This section describes the kidneys and how they work, and then explores what can go wrong to cause kidney disease. Although many people develop kidney disease for no known reason, there are certain conditions (e.g., diabetes and high blood pressure) which increase the likelihood of kidney problems. It is particularly important that people with these conditions are aware of the symptoms of kidney disease, as this will help ensure early diagnosis and treatment.
Your kidneys are shaped like beans, and each is about the size of a fist. They are located near the middle of your back, one on either side of your spine, just below your rib cage. Each kidney is connected to your bladder by a thin tube called a ureter.What do the Kidneys do?
Healthy kidneys filter the blood to:
- Remove waste products (from metabolism of the food we eat and body cells).
- Remove excess fluid to balance fluid levels in the body
In addition to filtering the blood, the kidneys also:
- Help control blood pressure Produce hormones and chemicals which:
- Help production of red blood cells
- Maintain healthy bones
The Kidneys act like sieves, filtering the waste and excess fluid from the blood.

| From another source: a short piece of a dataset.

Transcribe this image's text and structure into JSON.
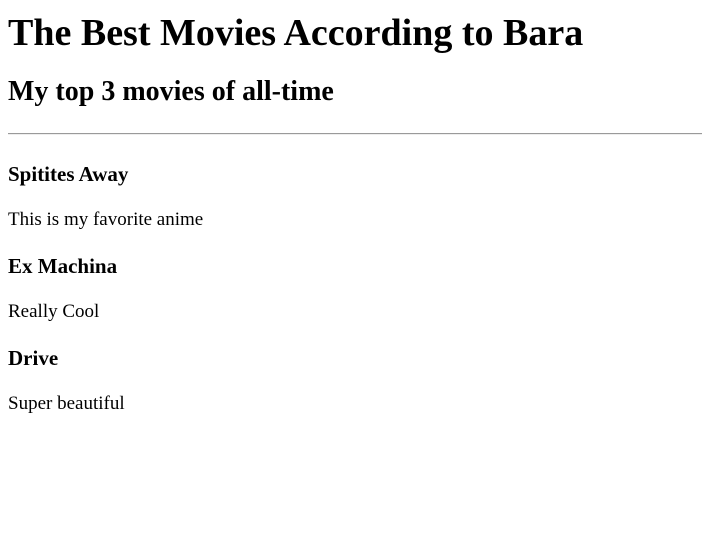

Blood passes through the kidneys and is cleaned before returning to the heart.
- First blood enters the kidneys via the renal arteries.
- Then, inside the kidneys, millions of mini-filtering systems called nephrons sieve the blood.
- Certain substances the body needs are reabsorbed and the waste products and extra fluid that the body does not need are removed in the form of urine
- The clean blood returns to the body through the renal veins.
- The urine is carried from the kidneys to the bladder by tubes called ureters.
- The bladder stores the urine until it is full, when the urine passes out of the body via the urethra.
Each day, the kidneys process about 190 litres (335 pints) of blood through 145 miles (225km) of ‘tubes’ and millions of mini filtering systems called ‘nephrons’.
In addition to filtering the blood and balancing fluid levels in the body, the kidneys also produce different hormones and chemicals, which perform several key functions.
- Erythropoietin is a hormone which travels in the bloodstream from the kidneys to the bone marrow where it prompts the bone marrow to make red blood cells. Red blood cells carry the oxygen the body needs to function properly. Without healthy red blood cells, people develop anaemia, which can cause them to feel weak, cold, tired and short of breath. Click here for more information on anaemia.
- Control of blood pressure – when kidneys are diseased, blood pressure increases. Controlling high blood pressure is important - it can increase the risk of stroke, heart disease and further damage the kidneys.
- The kidneys maintain the correct balance between calcium and phosphate in the blood and the bones, and produce vitamin D. So when the kidneys fail, there can be problems with the bones.